Component data from apps and pages
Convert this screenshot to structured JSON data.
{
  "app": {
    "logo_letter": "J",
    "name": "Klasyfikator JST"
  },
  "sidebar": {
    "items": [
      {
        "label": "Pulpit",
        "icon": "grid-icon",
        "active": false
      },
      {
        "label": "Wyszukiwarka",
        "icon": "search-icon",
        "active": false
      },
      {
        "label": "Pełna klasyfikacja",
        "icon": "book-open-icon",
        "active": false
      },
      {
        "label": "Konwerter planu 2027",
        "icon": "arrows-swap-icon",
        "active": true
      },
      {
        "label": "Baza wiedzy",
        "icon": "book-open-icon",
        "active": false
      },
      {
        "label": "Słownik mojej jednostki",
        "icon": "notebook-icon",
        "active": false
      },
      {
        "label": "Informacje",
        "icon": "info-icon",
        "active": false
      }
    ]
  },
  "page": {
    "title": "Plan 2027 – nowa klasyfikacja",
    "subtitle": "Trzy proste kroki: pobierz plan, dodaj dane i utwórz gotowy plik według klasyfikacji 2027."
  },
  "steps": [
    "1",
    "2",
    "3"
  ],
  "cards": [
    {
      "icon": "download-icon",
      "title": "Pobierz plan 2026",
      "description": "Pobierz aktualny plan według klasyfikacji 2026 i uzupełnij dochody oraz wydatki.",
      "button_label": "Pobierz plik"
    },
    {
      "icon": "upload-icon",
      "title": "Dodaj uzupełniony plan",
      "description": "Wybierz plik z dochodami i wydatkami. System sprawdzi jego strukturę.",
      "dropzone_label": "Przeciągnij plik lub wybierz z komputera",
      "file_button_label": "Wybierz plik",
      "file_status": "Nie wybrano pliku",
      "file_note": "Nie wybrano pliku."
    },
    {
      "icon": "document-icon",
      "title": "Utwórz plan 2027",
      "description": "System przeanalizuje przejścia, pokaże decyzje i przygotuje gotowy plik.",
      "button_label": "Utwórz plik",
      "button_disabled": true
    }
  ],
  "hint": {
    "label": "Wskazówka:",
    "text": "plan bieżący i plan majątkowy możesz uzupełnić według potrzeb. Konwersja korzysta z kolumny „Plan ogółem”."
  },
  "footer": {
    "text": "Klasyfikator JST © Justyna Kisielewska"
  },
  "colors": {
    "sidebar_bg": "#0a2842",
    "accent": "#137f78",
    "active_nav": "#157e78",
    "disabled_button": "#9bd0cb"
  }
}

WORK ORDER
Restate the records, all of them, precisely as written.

SOLUTION TO THIS TASK
Convert this screenshot to structured JSON data.
{
  "app": {
    "logo_letter": "J",
    "name": "Klasyfikator JST"
  },
  "sidebar": {
    "items": [
      {
        "label": "Pulpit",
        "icon": "grid-icon",
        "active": false
      },
      {
        "label": "Wyszukiwarka",
        "icon": "search-icon",
        "active": false
      },
      {
        "label": "Pełna klasyfikacja",
        "icon": "book-open-icon",
        "active": false
      },
      {
        "label": "Konwerter planu 2027",
        "icon": "arrows-swap-icon",
        "active": true
      },
      {
        "label": "Baza wiedzy",
        "icon": "book-open-icon",
        "active": false
      },
      {
        "label": "Słownik mojej jednostki",
        "icon": "notebook-icon",
        "active": false
      },
      {
        "label": "Informacje",
        "icon": "info-icon",
        "active": false
      }
    ]
  },
  "page": {
    "title": "Plan 2027 – nowa klasyfikacja",
    "subtitle": "Trzy proste kroki: pobierz plan, dodaj dane i utwórz gotowy plik według klasyfikacji 2027."
  },
  "steps": [
    "1",
    "2",
    "3"
  ],
  "cards": [
    {
      "icon": "download-icon",
      "title": "Pobierz plan 2026",
      "description": "Pobierz aktualny plan według klasyfikacji 2026 i uzupełnij dochody oraz wydatki.",
      "button_label": "Pobierz plik"
    },
    {
      "icon": "upload-icon",
      "title": "Dodaj uzupełniony plan",
      "description": "Wybierz plik z dochodami i wydatkami. System sprawdzi jego strukturę.",
      "dropzone_label": "Przeciągnij plik lub wybierz z komputera",
      "file_button_label": "Wybierz plik",
      "file_status": "Nie wybrano pliku",
      "file_note": "Nie wybrano pliku."
    },
    {
      "icon": "document-icon",
      "title": "Utwórz plan 2027",
      "description": "System przeanalizuje przejścia, pokaże decyzje i przygotuje gotowy plik.",
      "button_label": "Utwórz plik",
      "button_disabled": true
    }
  ],
  "hint": {
    "label": "Wskazówka:",
    "text": "plan bieżący i plan majątkowy możesz uzupełnić według potrzeb. Konwersja korzysta z kolumny „Plan ogółem”."
  },
  "footer": {
    "text": "Klasyfikator JST © Justyna Kisielewska"
  },
  "colors": {
    "sidebar_bg": "#0a2842",
    "accent": "#137f78",
    "active_nav": "#157e78",
    "disabled_button": "#9bd0cb"
  }
}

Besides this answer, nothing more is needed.